(App and web page records)
--- --- ---

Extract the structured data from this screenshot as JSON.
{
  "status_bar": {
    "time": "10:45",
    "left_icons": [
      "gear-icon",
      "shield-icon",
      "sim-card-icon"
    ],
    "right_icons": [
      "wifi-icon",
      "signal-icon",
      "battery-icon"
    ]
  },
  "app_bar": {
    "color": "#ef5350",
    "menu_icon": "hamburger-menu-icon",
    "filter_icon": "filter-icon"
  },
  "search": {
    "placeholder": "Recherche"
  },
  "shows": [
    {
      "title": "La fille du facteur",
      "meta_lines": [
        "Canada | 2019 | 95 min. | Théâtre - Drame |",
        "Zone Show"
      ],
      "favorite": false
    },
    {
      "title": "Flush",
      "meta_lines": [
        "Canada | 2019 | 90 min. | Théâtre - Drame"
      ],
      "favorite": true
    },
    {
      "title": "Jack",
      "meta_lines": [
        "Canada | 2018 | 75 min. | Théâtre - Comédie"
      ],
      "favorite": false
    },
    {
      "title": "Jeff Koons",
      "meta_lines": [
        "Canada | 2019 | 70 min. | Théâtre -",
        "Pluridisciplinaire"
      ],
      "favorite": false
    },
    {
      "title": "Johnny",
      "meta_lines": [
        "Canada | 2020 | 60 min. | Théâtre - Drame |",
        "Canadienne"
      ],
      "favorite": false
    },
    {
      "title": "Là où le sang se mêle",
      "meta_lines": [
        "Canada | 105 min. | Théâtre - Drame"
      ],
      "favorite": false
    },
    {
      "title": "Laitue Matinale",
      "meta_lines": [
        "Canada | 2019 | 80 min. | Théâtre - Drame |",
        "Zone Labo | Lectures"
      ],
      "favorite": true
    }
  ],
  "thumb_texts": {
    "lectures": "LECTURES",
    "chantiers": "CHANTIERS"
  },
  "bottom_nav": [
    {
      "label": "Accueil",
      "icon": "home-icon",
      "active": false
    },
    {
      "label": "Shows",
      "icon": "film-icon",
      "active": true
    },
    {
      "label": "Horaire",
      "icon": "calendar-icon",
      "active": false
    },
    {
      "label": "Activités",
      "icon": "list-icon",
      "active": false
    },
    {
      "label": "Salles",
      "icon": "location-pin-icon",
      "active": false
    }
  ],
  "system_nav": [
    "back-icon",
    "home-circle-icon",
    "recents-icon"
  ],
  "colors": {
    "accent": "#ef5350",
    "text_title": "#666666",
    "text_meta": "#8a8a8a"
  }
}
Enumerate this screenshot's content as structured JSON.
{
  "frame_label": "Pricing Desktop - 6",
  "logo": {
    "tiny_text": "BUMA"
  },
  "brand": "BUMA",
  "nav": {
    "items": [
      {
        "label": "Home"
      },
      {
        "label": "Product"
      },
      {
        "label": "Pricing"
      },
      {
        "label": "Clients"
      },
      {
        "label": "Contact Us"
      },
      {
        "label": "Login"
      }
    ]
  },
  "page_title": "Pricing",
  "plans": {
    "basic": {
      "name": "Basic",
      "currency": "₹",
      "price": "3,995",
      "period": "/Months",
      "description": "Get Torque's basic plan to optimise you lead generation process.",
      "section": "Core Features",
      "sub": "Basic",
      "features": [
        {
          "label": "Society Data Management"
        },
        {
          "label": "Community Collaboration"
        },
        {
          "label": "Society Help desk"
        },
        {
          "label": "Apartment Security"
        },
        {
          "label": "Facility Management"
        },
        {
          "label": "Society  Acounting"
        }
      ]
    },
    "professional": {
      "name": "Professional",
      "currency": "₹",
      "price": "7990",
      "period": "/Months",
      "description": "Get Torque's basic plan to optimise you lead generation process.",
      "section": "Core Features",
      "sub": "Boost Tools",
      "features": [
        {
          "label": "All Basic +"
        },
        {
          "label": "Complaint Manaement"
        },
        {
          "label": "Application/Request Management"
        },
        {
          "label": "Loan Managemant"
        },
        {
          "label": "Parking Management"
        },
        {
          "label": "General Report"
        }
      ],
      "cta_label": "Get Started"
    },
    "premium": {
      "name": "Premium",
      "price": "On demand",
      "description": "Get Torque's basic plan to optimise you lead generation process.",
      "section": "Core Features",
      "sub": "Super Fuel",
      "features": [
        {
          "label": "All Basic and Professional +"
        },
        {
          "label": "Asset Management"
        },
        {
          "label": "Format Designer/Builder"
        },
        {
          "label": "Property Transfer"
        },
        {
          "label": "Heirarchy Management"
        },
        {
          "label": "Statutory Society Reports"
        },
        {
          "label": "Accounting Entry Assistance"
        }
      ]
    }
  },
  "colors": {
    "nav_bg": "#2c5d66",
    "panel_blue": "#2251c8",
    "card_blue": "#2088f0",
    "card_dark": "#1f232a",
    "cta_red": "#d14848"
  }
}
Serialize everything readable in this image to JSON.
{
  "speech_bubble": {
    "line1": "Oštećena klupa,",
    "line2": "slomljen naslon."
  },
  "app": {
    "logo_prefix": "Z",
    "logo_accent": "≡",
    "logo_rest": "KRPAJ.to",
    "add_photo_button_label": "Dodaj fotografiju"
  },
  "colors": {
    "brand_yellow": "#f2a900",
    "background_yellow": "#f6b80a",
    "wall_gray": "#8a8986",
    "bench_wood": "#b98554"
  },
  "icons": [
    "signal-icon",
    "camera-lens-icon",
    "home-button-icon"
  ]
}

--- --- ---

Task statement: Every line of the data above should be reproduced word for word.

Output of the exercise:
Extract the structured data from this screenshot as JSON.
{
  "status_bar": {
    "time": "10:45",
    "left_icons": [
      "gear-icon",
      "shield-icon",
      "sim-card-icon"
    ],
    "right_icons": [
      "wifi-icon",
      "signal-icon",
      "battery-icon"
    ]
  },
  "app_bar": {
    "color": "#ef5350",
    "menu_icon": "hamburger-menu-icon",
    "filter_icon": "filter-icon"
  },
  "search": {
    "placeholder": "Recherche"
  },
  "shows": [
    {
      "title": "La fille du facteur",
      "meta_lines": [
        "Canada | 2019 | 95 min. | Théâtre - Drame |",
        "Zone Show"
      ],
      "favorite": false
    },
    {
      "title": "Flush",
      "meta_lines": [
        "Canada | 2019 | 90 min. | Théâtre - Drame"
      ],
      "favorite": true
    },
    {
      "title": "Jack",
      "meta_lines": [
        "Canada | 2018 | 75 min. | Théâtre - Comédie"
      ],
      "favorite": false
    },
    {
      "title": "Jeff Koons",
      "meta_lines": [
        "Canada | 2019 | 70 min. | Théâtre -",
        "Pluridisciplinaire"
      ],
      "favorite": false
    },
    {
      "title": "Johnny",
      "meta_lines": [
        "Canada | 2020 | 60 min. | Théâtre - Drame |",
        "Canadienne"
      ],
      "favorite": false
    },
    {
      "title": "Là où le sang se mêle",
      "meta_lines": [
        "Canada | 105 min. | Théâtre - Drame"
      ],
      "favorite": false
    },
    {
      "title": "Laitue Matinale",
      "meta_lines": [
        "Canada | 2019 | 80 min. | Théâtre - Drame |",
        "Zone Labo | Lectures"
      ],
      "favorite": true
    }
  ],
  "thumb_texts": {
    "lectures": "LECTURES",
    "chantiers": "CHANTIERS"
  },
  "bottom_nav": [
    {
      "label": "Accueil",
      "icon": "home-icon",
      "active": false
    },
    {
      "label": "Shows",
      "icon": "film-icon",
      "active": true
    },
    {
      "label": "Horaire",
      "icon": "calendar-icon",
      "active": false
    },
    {
      "label": "Activités",
      "icon": "list-icon",
      "active": false
    },
    {
      "label": "Salles",
      "icon": "location-pin-icon",
      "active": false
    }
  ],
  "system_nav": [
    "back-icon",
    "home-circle-icon",
    "recents-icon"
  ],
  "colors": {
    "accent": "#ef5350",
    "text_title": "#666666",
    "text_meta": "#8a8a8a"
  }
}
Enumerate this screenshot's content as structured JSON.
{
  "frame_label": "Pricing Desktop - 6",
  "logo": {
    "tiny_text": "BUMA"
  },
  "brand": "BUMA",
  "nav": {
    "items": [
      {
        "label": "Home"
      },
      {
        "label": "Product"
      },
      {
        "label": "Pricing"
      },
      {
        "label": "Clients"
      },
      {
        "label": "Contact Us"
      },
      {
        "label": "Login"
      }
    ]
  },
  "page_title": "Pricing",
  "plans": {
    "basic": {
      "name": "Basic",
      "currency": "₹",
      "price": "3,995",
      "period": "/Months",
      "description": "Get Torque's basic plan to optimise you lead generation process.",
      "section": "Core Features",
      "sub": "Basic",
      "features": [
        {
          "label": "Society Data Management"
        },
        {
          "label": "Community Collaboration"
        },
        {
          "label": "Society Help desk"
        },
        {
          "label": "Apartment Security"
        },
        {
          "label": "Facility Management"
        },
        {
          "label": "Society  Acounting"
        }
      ]
    },
    "professional": {
      "name": "Professional",
      "currency": "₹",
      "price": "7990",
      "period": "/Months",
      "description": "Get Torque's basic plan to optimise you lead generation process.",
      "section": "Core Features",
      "sub": "Boost Tools",
      "features": [
        {
          "label": "All Basic +"
        },
        {
          "label": "Complaint Manaement"
        },
        {
          "label": "Application/Request Management"
        },
        {
          "label": "Loan Managemant"
        },
        {
          "label": "Parking Management"
        },
        {
          "label": "General Report"
        }
      ],
      "cta_label": "Get Started"
    },
    "premium": {
      "name": "Premium",
      "price": "On demand",
      "description": "Get Torque's basic plan to optimise you lead generation process.",
      "section": "Core Features",
      "sub": "Super Fuel",
      "features": [
        {
          "label": "All Basic and Professional +"
        },
        {
          "label": "Asset Management"
        },
        {
          "label": "Format Designer/Builder"
        },
        {
          "label": "Property Transfer"
        },
        {
          "label": "Heirarchy Management"
        },
        {
          "label": "Statutory Society Reports"
        },
        {
          "label": "Accounting Entry Assistance"
        }
      ]
    }
  },
  "colors": {
    "nav_bg": "#2c5d66",
    "panel_blue": "#2251c8",
    "card_blue": "#2088f0",
    "card_dark": "#1f232a",
    "cta_red": "#d14848"
  }
}
Serialize everything readable in this image to JSON.
{
  "speech_bubble": {
    "line1": "Oštećena klupa,",
    "line2": "slomljen naslon."
  },
  "app": {
    "logo_prefix": "Z",
    "logo_accent": "≡",
    "logo_rest": "KRPAJ.to",
    "add_photo_button_label": "Dodaj fotografiju"
  },
  "colors": {
    "brand_yellow": "#f2a900",
    "background_yellow": "#f6b80a",
    "wall_gray": "#8a8986",
    "bench_wood": "#b98554"
  },
  "icons": [
    "signal-icon",
    "camera-lens-icon",
    "home-button-icon"
  ]
}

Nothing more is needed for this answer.